:: The task ::
Check every line of the entries below for "icon", and copy the lines that have it.

:: Dataset rows for apps and sites ::
• • • • •

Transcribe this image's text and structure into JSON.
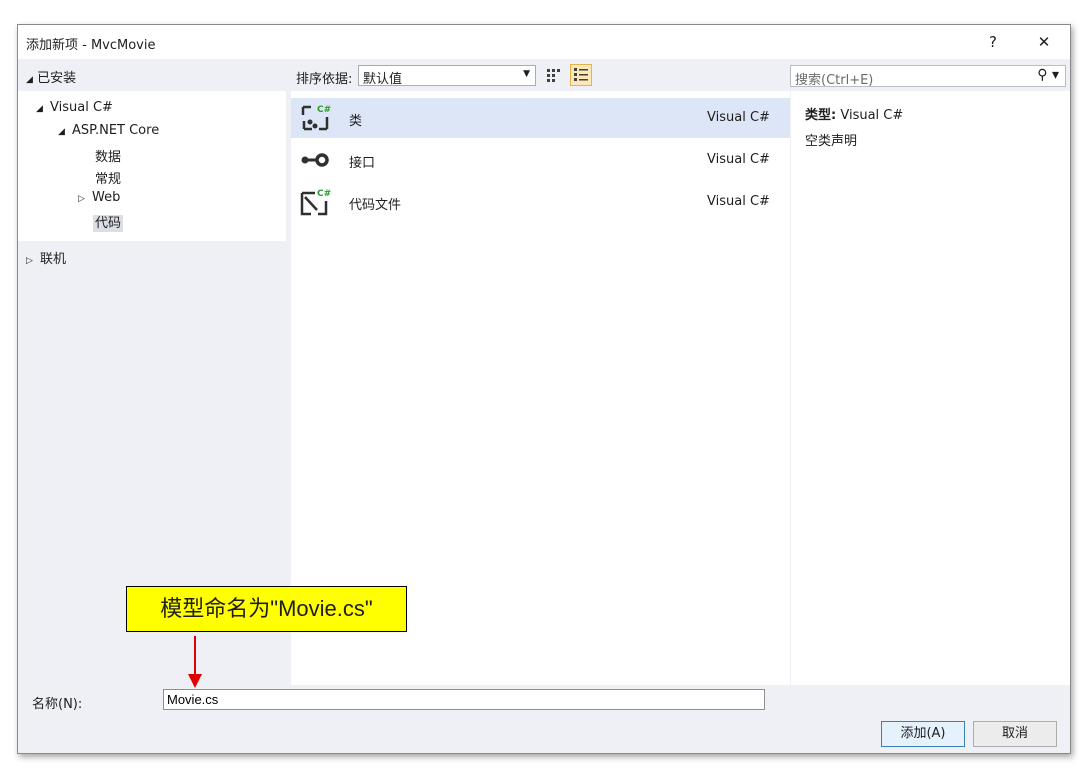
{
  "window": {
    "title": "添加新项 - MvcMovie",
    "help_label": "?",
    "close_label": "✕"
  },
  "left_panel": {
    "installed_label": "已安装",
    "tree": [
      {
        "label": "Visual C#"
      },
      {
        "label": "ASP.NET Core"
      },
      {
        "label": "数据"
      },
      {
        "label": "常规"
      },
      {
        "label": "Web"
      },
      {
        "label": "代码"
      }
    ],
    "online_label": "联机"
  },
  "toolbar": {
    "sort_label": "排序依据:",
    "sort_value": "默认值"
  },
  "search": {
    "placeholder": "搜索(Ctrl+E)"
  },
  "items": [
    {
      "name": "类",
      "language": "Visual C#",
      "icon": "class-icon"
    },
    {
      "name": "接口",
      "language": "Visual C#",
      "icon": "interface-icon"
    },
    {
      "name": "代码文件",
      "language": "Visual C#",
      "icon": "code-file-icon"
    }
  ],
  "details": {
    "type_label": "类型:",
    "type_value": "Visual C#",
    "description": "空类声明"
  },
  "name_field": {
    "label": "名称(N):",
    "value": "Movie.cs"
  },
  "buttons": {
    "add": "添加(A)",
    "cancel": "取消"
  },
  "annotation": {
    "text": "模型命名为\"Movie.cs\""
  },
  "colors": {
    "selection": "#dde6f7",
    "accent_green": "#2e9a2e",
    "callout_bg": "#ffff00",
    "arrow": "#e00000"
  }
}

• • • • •

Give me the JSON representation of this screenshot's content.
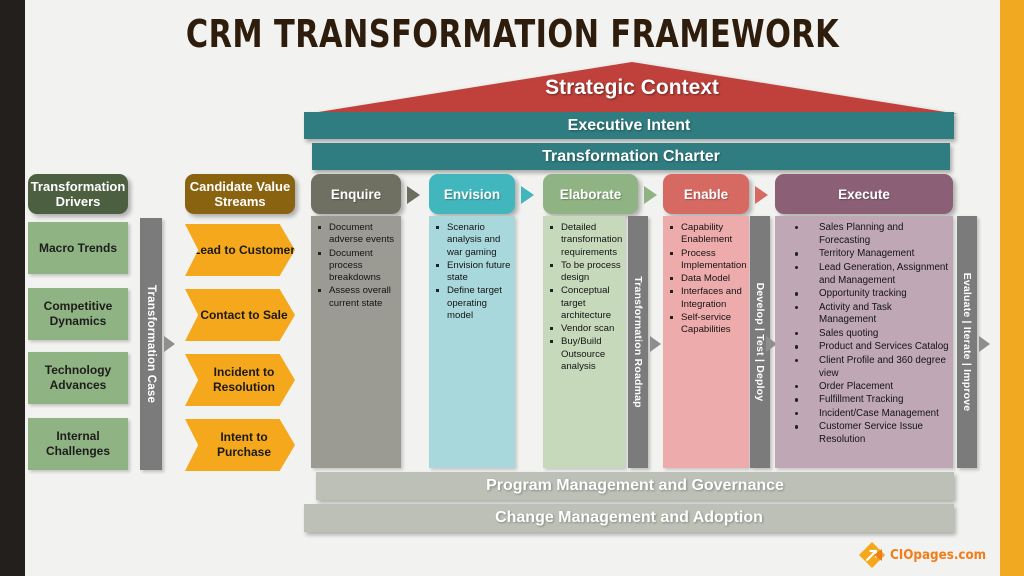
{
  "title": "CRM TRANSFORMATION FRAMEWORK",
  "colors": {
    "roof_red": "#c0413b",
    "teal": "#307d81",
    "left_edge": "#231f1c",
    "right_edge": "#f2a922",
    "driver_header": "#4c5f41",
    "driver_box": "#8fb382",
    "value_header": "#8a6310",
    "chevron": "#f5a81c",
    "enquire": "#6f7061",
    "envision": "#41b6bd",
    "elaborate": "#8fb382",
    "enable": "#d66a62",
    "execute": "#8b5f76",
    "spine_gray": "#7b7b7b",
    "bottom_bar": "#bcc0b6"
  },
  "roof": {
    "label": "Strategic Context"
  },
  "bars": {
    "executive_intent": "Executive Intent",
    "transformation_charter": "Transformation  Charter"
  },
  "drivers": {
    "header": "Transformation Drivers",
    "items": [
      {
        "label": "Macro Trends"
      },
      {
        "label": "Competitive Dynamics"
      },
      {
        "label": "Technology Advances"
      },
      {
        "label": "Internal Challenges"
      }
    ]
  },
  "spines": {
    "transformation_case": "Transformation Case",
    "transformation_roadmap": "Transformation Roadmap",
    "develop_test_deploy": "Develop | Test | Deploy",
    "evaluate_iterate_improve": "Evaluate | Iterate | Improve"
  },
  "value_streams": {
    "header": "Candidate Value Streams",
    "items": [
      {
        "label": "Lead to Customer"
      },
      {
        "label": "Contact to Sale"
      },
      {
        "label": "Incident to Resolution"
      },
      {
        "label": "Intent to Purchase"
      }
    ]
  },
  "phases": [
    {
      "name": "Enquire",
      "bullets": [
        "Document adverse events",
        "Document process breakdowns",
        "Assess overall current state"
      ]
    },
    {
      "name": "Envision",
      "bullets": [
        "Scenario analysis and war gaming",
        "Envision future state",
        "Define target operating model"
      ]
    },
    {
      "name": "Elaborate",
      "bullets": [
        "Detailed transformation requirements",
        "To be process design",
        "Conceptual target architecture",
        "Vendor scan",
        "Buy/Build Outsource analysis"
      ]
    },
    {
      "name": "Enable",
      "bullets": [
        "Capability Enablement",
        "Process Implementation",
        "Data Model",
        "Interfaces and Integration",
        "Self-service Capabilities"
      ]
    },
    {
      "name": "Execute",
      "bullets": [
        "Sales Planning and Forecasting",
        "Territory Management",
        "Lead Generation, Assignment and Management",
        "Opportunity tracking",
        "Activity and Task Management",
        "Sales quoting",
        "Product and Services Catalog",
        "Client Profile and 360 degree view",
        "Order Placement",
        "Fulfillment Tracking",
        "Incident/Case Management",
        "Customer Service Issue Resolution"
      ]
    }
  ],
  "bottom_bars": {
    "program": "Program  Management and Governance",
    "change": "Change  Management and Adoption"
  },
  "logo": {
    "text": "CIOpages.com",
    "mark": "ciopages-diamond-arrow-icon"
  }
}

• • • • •

:: Exercise result ::
      "icon": "class-icon"
      "icon": "interface-icon"
      "icon": "code-file-icon"
    "mark": "ciopages-diamond-arrow-icon"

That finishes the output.